The Independent Medical Review process in California was developed to take medical decision making out of the workers' compensation courts so that the judges can spend more time deciding things that they presumably have more expertise on: evidence, disability rates, causation, etc.
And as in most things in workers' compensation, on the face of it the IMR process seemed reasonable. Certainly to me it seemed reasonable.
The Workers’ Compensation Insurance Rating Bureau in October 2012 projected the IMR process would save $390 million a year by keeping about 5,000 disputes from going before workers’ compensation judges each month.
At first the estimates seemed accurate. There were only 870 applications for IMR submitted in the first six months of 2013.
But then trouble transpired.
The number of requests increased to 4,410 in July when all dates of injury were eligible and then spiked to 15,731 in August. Since then Maximus has received more than 10,000 IMR requests each month.
Now there's a big blame game.
Employers and carriers blame the applicant attorneys for requesting IMR for everything.
Applicant attorneys blame employers and carriers for unreasonably denying everything.
Physicians seem caught in the middle and just throw up their hands in frustration.
The truth is probably that everyone is correct.
What the WCIRB failed to estimate is how many medical disputes never made it to workers' compensation judges in the first place because issues were negotiated, compromised and settled. The WCIRB measured cases before judges.
But work comp is no different than any other dispute resolution system; i.e. most cases never make it to a judge because the parties figure out how to settle.
The IMR process has completely eliminated any incentive to compromise and settle on disputed medical issues.

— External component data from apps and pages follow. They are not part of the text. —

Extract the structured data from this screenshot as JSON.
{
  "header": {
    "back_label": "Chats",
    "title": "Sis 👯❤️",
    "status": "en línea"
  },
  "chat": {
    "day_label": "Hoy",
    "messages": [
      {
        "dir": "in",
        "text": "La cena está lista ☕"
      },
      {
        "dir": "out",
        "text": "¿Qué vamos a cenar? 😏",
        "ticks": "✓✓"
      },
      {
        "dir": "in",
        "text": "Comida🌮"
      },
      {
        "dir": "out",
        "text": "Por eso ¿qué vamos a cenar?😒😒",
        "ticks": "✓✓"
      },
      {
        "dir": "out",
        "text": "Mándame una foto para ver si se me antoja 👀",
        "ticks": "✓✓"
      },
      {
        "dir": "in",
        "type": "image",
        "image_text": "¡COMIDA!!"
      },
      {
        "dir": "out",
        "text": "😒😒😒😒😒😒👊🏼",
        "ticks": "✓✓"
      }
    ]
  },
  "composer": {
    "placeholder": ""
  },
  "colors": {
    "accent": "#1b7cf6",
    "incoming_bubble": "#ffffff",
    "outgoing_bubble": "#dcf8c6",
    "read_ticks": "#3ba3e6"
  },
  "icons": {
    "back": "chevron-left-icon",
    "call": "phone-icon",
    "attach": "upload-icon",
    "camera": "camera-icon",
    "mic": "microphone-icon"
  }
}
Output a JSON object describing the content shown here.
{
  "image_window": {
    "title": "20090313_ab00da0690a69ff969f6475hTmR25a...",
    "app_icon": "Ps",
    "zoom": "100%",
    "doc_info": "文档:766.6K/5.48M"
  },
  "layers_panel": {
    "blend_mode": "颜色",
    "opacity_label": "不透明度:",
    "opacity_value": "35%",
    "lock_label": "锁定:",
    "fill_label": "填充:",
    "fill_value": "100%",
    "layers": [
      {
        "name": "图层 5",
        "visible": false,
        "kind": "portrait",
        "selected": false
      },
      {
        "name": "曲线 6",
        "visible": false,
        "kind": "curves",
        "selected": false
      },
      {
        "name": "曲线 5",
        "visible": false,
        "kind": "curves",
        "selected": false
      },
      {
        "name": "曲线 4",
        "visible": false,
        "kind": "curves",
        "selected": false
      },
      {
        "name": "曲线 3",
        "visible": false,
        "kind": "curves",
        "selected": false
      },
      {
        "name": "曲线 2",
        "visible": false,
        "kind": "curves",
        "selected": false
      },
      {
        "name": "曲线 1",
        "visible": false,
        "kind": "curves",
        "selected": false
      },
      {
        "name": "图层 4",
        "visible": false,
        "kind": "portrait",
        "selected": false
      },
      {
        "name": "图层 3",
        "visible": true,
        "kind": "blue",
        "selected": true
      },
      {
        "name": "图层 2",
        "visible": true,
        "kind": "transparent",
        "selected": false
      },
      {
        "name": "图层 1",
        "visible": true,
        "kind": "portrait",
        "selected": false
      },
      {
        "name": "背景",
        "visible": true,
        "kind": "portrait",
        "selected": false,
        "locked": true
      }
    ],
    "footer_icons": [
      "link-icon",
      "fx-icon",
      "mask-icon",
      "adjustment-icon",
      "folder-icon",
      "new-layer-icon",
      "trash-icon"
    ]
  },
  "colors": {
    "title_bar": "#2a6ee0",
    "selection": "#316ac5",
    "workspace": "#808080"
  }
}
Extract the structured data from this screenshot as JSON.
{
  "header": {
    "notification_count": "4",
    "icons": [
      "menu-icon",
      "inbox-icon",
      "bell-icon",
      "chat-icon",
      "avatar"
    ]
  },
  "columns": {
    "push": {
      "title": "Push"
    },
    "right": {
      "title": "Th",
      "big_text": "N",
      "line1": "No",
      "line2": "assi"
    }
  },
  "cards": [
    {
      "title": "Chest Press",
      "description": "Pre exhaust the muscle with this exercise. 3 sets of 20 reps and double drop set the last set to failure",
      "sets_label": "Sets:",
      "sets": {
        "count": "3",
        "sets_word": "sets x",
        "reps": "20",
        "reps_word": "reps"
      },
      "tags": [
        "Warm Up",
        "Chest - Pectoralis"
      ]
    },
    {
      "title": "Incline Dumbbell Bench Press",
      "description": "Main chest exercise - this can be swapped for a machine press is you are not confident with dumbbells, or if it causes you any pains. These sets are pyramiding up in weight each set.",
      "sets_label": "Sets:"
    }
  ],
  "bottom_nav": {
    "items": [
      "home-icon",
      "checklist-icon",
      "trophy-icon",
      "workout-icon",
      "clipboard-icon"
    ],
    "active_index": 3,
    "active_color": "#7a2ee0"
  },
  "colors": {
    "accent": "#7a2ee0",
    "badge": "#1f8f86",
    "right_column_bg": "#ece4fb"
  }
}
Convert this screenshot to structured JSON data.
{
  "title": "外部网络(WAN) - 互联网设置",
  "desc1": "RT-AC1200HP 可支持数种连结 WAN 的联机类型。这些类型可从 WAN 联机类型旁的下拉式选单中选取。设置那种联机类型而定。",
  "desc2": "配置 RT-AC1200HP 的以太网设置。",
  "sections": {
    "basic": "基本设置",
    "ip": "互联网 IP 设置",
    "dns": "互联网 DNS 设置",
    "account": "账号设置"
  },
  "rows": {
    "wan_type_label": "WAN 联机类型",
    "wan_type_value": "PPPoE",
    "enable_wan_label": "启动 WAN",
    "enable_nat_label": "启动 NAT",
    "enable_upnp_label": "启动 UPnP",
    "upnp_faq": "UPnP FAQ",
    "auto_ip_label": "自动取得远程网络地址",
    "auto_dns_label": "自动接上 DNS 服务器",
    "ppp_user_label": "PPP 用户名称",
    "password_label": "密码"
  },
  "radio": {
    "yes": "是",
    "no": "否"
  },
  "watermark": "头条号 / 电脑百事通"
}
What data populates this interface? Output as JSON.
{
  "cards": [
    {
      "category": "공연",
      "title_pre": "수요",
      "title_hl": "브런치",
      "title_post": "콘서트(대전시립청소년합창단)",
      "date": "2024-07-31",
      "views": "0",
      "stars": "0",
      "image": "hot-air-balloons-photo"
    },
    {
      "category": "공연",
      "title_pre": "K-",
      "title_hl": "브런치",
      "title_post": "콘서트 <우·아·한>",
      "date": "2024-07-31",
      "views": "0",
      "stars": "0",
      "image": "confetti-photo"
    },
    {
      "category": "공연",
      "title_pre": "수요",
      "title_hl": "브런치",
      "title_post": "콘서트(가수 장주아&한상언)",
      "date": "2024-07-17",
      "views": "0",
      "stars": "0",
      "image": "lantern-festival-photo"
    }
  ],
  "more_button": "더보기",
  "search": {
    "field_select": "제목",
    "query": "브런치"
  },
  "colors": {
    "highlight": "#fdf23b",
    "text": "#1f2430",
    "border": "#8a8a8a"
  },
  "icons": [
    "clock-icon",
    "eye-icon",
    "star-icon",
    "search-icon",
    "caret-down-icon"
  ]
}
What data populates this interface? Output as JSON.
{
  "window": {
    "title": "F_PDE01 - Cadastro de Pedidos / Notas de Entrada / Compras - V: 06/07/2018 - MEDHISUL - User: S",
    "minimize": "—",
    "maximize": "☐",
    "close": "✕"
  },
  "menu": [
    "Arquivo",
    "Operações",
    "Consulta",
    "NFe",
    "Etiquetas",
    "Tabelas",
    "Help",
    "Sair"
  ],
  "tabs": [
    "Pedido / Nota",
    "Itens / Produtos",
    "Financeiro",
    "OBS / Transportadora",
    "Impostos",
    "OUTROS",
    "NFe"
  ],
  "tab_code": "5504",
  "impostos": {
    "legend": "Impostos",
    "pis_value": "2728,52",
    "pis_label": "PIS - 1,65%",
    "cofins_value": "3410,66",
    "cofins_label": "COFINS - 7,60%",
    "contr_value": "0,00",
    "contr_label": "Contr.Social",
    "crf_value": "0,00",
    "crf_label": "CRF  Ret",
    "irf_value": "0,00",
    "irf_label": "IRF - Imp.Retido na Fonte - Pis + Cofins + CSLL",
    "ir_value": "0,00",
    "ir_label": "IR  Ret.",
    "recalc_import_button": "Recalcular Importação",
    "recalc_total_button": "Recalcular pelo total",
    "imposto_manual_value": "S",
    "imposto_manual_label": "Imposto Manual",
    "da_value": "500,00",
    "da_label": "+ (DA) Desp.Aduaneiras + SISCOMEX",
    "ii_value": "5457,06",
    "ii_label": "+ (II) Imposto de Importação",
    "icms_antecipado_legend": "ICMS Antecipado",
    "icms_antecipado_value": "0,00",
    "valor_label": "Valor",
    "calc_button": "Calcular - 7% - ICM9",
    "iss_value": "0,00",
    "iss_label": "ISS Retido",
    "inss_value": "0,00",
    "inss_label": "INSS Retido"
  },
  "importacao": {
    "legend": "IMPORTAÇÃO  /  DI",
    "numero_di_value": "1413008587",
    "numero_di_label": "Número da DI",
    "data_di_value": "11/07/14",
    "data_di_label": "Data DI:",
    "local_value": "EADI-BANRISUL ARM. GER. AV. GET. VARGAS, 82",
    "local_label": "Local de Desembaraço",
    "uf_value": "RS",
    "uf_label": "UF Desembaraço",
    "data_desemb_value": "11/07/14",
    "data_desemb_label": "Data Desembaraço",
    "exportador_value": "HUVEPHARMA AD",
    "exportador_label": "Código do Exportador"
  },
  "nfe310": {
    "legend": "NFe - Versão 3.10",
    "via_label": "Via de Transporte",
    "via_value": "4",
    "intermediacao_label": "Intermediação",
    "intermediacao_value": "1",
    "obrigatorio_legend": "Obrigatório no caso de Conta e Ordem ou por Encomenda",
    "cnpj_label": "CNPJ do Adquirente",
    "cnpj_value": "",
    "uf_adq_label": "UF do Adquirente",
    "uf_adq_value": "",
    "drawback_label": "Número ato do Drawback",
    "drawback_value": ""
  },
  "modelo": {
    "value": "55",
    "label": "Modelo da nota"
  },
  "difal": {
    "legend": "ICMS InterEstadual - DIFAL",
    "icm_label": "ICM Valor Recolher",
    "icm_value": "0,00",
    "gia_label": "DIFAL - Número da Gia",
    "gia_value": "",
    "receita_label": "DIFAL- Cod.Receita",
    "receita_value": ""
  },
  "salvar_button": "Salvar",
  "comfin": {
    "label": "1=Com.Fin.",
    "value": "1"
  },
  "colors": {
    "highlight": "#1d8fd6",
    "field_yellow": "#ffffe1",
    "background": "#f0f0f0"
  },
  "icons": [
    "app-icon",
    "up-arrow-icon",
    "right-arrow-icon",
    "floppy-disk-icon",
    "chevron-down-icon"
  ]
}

The mandatory nature of the process has removed discretion from the claims management process on both sides of the fence.
We have seen this before in other areas of workers' compensation disputes - the attempt to reduce disputes by mandating a process takes away discretion thereby increasing burden on the alternative process beyond expectations.
In fact this is exactly what occurred when California mandated that every claims organization have a Utilization Review program in place. Nothing in the law said that every single request for a medical procedure must be reviewed, but for many operations it was much easier to simply mandate UR on every request.
Removing discretion is an organizational trick - and based on what is being measured could arguably result in better efficiency. Autonomous procedure has long been used to move goods and services through a system more economically.
The problem though is that a workers' compensation claim isn't a tangible item that can be mechanized.
We deal with human beings. Humans have emotions and engage in complex decision making processes that are influenced in part by those emotions.
Whether or not a requested procedure fits within the text book of medical treatment fails to take into account all of the other, numerous, complex factors that go into the decision making process and the human emotions that influence those decisions.
The reality is that the IMR process removed the ability to compromise.
THAT's why the volume of IMR requests has escalated well beyond estimates - because we didn't understand how many disputes never made it to court - we were only counting the ones that ended up there.
The likely truth is that many, many more medical disputes existed, but were settled before getting to a judge.
Maybe IMR isn't "broken." Maybe it's doing just what was intended. We just didn't measure the right thing to start with so our expectations were distorted.